Typical American observances on December 26th often include indigestion, lethargy and contemplation of furtive gift returns. For our British, Irish, Canadian and New Zealander cousins, the day after Christmas brings another holiday: Boxing Day.

Santa Claus gets schooled

According to ABC News, more than 70,000 people will don the big red suit and play Santa Claus in malls, parades, office parties and other venues. While a goodly number of individuals take on this noble calling as volunteers, there’s an increasing cadre of professional Santas. Many come from retirees looking to make extra money to supplement their income.

Inventor of sound and fury passes

Ask anyone who has served in the armed forces during a conflict and they’ve probably heard its signature sound. The Avtomat Kalashnikova model 47 — or AK-47 as it is more popularly known — has a sound when fired that is unlike any other. The Kremlin announced today that the inventor of this storied weapon, Mikhail Kalashnikov, has died at age 94.

Puzzlements a century long

There’s a peculiar marketing term that’s popular these days: Interactive media. The implication is that the consumer “interacts” with the media product, rather than simply sitting there, passively absorbing whatever is being presented. While this term is popular today as a means to describe Internet content, the concept is actually quite old. Today we celebrate a milestone in the history of “interactive” media.

The case for ‘tapering’

It’s not always wise to judge economic events by Wall Street’s reaction. But there was a rational basis for the markets’ ecstatic response to Federal Reserve Chairman Ben S. Bernanke’s announcement Wednesday of a “taper” in central-bank asset purchases. Part of the Fed’s unconventional response to the Great Recession has been a massive expansion of its balance sheet, including the recent addition of about $85 billion per month in government or government-backed securities.

Where there’s smoke there’s debate

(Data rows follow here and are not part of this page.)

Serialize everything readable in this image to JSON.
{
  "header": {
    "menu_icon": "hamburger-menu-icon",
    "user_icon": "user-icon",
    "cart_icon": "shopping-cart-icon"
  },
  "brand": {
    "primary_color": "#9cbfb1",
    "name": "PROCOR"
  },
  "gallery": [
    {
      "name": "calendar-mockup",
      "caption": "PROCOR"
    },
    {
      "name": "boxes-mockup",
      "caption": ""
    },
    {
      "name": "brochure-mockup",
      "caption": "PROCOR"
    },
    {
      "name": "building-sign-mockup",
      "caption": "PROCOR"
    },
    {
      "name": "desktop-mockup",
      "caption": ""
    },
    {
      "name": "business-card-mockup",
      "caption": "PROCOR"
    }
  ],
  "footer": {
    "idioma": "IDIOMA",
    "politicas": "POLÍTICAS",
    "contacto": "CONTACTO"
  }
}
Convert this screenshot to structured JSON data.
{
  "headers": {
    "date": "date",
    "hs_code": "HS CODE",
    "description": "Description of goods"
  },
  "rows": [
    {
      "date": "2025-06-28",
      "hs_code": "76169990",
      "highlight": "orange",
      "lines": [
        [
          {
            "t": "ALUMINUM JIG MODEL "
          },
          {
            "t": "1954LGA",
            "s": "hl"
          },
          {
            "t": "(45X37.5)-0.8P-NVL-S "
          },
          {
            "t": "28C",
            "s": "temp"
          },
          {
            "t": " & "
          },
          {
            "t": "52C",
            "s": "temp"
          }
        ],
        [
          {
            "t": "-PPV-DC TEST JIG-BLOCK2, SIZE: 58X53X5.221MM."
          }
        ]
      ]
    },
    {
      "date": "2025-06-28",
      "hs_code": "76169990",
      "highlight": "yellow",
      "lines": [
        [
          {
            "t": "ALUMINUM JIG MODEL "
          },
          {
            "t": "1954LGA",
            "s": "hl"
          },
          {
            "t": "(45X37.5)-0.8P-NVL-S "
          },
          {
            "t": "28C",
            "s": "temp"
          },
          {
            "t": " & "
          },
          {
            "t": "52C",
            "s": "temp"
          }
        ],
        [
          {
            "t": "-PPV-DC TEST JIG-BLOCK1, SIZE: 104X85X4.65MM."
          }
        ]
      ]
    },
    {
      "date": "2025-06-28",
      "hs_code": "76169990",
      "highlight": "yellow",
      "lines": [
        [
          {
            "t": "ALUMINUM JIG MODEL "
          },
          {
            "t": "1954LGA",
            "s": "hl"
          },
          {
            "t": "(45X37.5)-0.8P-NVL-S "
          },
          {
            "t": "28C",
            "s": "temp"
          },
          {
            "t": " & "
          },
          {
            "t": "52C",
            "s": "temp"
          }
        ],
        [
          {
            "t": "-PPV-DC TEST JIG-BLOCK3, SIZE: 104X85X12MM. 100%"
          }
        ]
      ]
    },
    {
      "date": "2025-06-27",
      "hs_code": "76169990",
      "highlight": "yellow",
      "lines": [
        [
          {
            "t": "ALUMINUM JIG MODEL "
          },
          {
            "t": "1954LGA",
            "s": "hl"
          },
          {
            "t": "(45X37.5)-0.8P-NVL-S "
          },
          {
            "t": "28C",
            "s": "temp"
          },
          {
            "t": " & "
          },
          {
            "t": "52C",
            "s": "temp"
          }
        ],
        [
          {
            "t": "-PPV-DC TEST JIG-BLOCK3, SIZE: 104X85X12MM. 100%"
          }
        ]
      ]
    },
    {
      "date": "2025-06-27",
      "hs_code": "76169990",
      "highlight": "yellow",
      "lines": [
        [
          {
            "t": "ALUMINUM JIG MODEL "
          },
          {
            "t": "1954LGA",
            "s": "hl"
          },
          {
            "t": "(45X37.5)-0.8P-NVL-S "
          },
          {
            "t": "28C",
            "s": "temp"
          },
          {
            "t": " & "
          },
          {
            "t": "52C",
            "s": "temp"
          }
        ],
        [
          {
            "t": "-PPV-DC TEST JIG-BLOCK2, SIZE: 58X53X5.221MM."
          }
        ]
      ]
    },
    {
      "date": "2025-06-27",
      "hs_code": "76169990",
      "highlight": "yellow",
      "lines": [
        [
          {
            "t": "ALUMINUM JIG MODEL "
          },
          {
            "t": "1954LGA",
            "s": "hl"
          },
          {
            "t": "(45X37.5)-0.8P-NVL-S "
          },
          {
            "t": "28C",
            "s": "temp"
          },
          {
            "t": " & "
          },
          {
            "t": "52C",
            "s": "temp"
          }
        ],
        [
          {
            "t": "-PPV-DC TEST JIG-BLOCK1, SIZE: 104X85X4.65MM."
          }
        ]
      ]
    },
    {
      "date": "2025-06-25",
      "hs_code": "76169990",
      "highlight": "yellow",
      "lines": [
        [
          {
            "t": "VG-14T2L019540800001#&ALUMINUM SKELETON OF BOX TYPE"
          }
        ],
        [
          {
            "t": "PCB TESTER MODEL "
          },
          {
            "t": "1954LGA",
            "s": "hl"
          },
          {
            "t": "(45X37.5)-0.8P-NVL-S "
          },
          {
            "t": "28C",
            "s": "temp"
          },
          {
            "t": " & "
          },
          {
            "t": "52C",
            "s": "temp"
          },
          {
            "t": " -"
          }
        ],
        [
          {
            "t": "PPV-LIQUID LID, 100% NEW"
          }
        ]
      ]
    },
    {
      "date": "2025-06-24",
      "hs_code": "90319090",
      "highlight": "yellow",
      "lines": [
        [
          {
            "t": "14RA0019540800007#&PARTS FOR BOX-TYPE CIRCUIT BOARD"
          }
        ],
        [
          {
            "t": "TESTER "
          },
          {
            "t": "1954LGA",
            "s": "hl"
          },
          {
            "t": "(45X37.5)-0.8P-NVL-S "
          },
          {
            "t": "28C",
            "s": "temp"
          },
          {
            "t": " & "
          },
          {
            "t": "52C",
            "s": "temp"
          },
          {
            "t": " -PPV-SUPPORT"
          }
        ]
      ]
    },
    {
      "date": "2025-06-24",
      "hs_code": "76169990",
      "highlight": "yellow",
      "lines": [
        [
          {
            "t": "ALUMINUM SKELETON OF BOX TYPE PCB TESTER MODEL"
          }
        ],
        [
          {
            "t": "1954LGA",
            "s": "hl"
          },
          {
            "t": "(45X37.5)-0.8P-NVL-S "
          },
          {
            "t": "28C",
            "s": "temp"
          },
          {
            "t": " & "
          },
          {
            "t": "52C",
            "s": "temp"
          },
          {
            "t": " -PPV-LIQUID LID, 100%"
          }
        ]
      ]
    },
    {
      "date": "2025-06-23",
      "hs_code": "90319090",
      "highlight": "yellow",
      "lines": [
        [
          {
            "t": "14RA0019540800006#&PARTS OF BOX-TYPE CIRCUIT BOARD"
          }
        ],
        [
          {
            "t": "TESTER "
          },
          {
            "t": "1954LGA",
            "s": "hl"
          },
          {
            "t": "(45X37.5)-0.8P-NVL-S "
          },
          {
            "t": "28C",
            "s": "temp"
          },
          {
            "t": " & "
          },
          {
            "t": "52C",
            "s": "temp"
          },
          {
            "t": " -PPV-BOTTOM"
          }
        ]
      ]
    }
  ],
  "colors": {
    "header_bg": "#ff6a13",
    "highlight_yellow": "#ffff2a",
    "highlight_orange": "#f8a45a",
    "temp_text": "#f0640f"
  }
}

In a scant two weeks people in Colorado will be able to legally purchase marijuana for recreational use — at least as far as that state’s laws are concerned. It still remains quite illegal under federal law — Schedule I of the federal Controlled Substances Act of 1970. Few aspects of modern culture provide a more desultory crazy quilt of public policy than do the various state approaches to marijuana. They run the gamut from places that seek to have the substance wholly legalized to decriminalization for medicinal purposes as well as states that stick to well-established strident criminal penalties.